§ Work to be completed:
Work through the data below and give the number of lines holding "legend", nothing more.

§ Supplied data:
--- START ---
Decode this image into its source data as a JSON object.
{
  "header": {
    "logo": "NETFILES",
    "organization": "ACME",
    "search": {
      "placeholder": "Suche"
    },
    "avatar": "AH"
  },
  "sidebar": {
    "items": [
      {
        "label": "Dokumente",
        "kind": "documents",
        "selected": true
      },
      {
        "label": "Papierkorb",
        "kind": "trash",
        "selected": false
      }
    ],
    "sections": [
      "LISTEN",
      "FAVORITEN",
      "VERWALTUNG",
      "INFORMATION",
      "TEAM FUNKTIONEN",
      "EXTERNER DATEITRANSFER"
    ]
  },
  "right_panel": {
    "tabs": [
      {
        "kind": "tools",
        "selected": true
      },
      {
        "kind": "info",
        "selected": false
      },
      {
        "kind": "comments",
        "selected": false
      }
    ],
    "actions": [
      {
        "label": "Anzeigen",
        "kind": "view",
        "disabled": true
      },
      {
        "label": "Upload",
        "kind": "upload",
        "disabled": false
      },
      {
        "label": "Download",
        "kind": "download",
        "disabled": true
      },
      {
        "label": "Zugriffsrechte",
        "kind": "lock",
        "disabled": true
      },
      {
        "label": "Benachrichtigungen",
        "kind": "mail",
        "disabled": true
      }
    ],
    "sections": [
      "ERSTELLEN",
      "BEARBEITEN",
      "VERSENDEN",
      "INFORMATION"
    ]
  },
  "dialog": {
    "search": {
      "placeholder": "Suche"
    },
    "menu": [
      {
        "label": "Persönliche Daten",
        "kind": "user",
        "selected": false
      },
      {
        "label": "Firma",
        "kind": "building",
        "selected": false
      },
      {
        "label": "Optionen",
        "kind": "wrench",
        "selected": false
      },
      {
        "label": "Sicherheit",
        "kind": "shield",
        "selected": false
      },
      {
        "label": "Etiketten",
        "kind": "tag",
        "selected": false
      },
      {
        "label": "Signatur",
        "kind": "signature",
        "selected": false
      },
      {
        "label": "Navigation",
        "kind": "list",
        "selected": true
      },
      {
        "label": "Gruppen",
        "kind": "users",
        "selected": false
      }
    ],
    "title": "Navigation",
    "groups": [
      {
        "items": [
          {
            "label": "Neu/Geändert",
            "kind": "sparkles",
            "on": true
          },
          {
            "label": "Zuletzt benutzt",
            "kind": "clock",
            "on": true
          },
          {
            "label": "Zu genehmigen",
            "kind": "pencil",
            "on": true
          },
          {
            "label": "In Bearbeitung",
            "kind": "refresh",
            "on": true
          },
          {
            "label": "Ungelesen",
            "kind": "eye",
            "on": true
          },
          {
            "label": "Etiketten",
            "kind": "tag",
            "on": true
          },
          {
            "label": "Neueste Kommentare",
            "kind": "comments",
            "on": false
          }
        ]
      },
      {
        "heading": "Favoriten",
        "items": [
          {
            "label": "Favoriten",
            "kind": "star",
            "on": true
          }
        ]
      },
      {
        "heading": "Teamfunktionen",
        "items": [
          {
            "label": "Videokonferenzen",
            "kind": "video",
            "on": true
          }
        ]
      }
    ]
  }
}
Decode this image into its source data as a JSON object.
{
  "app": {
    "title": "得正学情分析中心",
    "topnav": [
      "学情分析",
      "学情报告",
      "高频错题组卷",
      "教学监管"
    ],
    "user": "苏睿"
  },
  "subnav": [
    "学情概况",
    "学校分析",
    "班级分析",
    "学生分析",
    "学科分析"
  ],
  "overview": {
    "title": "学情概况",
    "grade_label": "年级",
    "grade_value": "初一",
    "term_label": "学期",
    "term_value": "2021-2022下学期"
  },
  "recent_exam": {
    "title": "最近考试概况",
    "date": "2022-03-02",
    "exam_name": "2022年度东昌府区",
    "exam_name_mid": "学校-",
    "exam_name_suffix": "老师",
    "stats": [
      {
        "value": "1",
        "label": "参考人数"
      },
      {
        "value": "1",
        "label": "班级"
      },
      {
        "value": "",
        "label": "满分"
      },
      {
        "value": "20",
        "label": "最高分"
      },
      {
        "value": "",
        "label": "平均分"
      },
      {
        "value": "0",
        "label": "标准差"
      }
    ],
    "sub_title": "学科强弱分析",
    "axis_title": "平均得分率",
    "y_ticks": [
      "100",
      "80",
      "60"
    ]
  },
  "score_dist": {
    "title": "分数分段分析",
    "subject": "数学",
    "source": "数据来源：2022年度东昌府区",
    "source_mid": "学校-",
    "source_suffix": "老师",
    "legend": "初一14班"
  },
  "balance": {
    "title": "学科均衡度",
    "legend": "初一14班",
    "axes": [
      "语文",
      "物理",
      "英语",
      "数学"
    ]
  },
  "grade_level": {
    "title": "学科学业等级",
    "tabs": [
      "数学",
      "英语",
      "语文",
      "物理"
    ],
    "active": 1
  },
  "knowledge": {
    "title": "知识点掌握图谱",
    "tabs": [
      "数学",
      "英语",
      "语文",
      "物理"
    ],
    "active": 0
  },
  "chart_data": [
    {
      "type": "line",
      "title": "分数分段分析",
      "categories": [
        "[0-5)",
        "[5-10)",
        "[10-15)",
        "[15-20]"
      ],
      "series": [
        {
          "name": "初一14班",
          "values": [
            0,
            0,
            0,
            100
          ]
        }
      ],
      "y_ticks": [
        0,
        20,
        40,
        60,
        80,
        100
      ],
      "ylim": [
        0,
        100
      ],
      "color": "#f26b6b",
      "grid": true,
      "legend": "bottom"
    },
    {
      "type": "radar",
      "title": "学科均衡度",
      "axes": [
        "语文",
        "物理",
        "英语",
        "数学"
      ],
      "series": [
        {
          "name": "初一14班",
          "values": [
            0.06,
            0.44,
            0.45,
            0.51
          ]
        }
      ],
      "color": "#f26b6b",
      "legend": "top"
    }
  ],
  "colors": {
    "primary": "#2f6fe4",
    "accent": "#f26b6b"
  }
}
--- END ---
§ Expected answer:
4